Aim of the task: Any picture among the records should be left out, please; retype the rest exactly.

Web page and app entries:
◇ ◇ ◇ ◇

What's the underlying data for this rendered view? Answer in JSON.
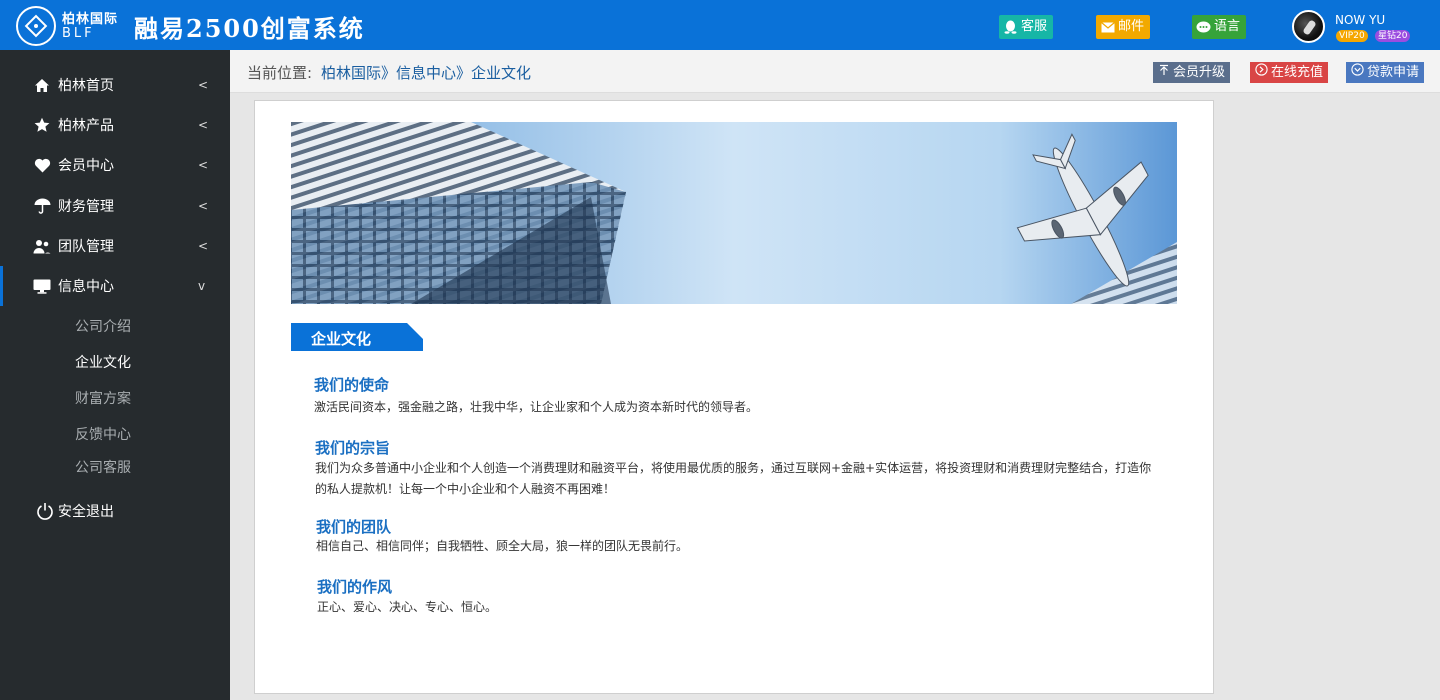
{
  "header": {
    "brand_cn": "柏林国际",
    "brand_en": "BLF",
    "app_title": "融易2500创富系统",
    "buttons": {
      "service": "客服",
      "mail": "邮件",
      "language": "语言"
    },
    "user": {
      "name": "NOW YU",
      "vip_badge": "VIP20",
      "star_badge": "星钻20"
    }
  },
  "sidebar": {
    "items": [
      {
        "label": "柏林首页",
        "icon": "home-icon",
        "arrow": "<"
      },
      {
        "label": "柏林产品",
        "icon": "star-icon",
        "arrow": "<"
      },
      {
        "label": "会员中心",
        "icon": "heart-icon",
        "arrow": "<"
      },
      {
        "label": "财务管理",
        "icon": "umbrella-icon",
        "arrow": "<"
      },
      {
        "label": "团队管理",
        "icon": "users-icon",
        "arrow": "<"
      },
      {
        "label": "信息中心",
        "icon": "monitor-icon",
        "arrow": "v"
      }
    ],
    "sub_items": [
      "公司介绍",
      "企业文化",
      "财富方案",
      "反馈中心",
      "公司客服"
    ],
    "logout": "安全退出"
  },
  "breadcrumb": {
    "label": "当前位置:",
    "path": "柏林国际》信息中心》企业文化"
  },
  "quick_actions": {
    "upgrade": "会员升级",
    "recharge": "在线充值",
    "loan": "贷款申请"
  },
  "content": {
    "section_title": "企业文化",
    "blocks": [
      {
        "title": "我们的使命",
        "text": "激活民间资本，强金融之路，壮我中华，让企业家和个人成为资本新时代的领导者。"
      },
      {
        "title": "我们的宗旨",
        "text": "我们为众多普通中小企业和个人创造一个消费理财和融资平台，将使用最优质的服务，通过互联网+金融+实体运营，将投资理财和消费理财完整结合，打造你的私人提款机！让每一个中小企业和个人融资不再困难！"
      },
      {
        "title": "我们的团队",
        "text": "相信自己、相信同伴；自我牺牲、顾全大局，狼一样的团队无畏前行。"
      },
      {
        "title": "我们的作风",
        "text": "正心、爱心、决心、专心、恒心。"
      }
    ]
  },
  "colors": {
    "header_blue": "#0a72d8",
    "sidebar_bg": "#262b2e",
    "link_blue": "#1a6fc2",
    "service_btn": "#16b6a6",
    "mail_btn": "#f2a900",
    "language_btn": "#36a33a",
    "upgrade_btn": "#5a6e8c",
    "recharge_btn": "#d94545",
    "loan_btn": "#4a78c0"
  }
}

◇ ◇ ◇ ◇

Solved exercise:
What's the underlying data for this rendered view? Answer in JSON.
{
  "header": {
    "brand_cn": "柏林国际",
    "brand_en": "BLF",
    "app_title": "融易2500创富系统",
    "buttons": {
      "service": "客服",
      "mail": "邮件",
      "language": "语言"
    },
    "user": {
      "name": "NOW YU",
      "vip_badge": "VIP20",
      "star_badge": "星钻20"
    }
  },
  "sidebar": {
    "items": [
      {
        "label": "柏林首页",
        "icon": "home-icon",
        "arrow": "<"
      },
      {
        "label": "柏林产品",
        "icon": "star-icon",
        "arrow": "<"
      },
      {
        "label": "会员中心",
        "icon": "heart-icon",
        "arrow": "<"
      },
      {
        "label": "财务管理",
        "icon": "umbrella-icon",
        "arrow": "<"
      },
      {
        "label": "团队管理",
        "icon": "users-icon",
        "arrow": "<"
      },
      {
        "label": "信息中心",
        "icon": "monitor-icon",
        "arrow": "v"
      }
    ],
    "sub_items": [
      "公司介绍",
      "企业文化",
      "财富方案",
      "反馈中心",
      "公司客服"
    ],
    "logout": "安全退出"
  },
  "breadcrumb": {
    "label": "当前位置:",
    "path": "柏林国际》信息中心》企业文化"
  },
  "quick_actions": {
    "upgrade": "会员升级",
    "recharge": "在线充值",
    "loan": "贷款申请"
  },
  "content": {
    "section_title": "企业文化",
    "blocks": [
      {
        "title": "我们的使命",
        "text": "激活民间资本，强金融之路，壮我中华，让企业家和个人成为资本新时代的领导者。"
      },
      {
        "title": "我们的宗旨",
        "text": "我们为众多普通中小企业和个人创造一个消费理财和融资平台，将使用最优质的服务，通过互联网+金融+实体运营，将投资理财和消费理财完整结合，打造你的私人提款机！让每一个中小企业和个人融资不再困难！"
      },
      {
        "title": "我们的团队",
        "text": "相信自己、相信同伴；自我牺牲、顾全大局，狼一样的团队无畏前行。"
      },
      {
        "title": "我们的作风",
        "text": "正心、爱心、决心、专心、恒心。"
      }
    ]
  },
  "colors": {
    "header_blue": "#0a72d8",
    "sidebar_bg": "#262b2e",
    "link_blue": "#1a6fc2",
    "service_btn": "#16b6a6",
    "mail_btn": "#f2a900",
    "language_btn": "#36a33a",
    "upgrade_btn": "#5a6e8c",
    "recharge_btn": "#d94545",
    "loan_btn": "#4a78c0"
  }
}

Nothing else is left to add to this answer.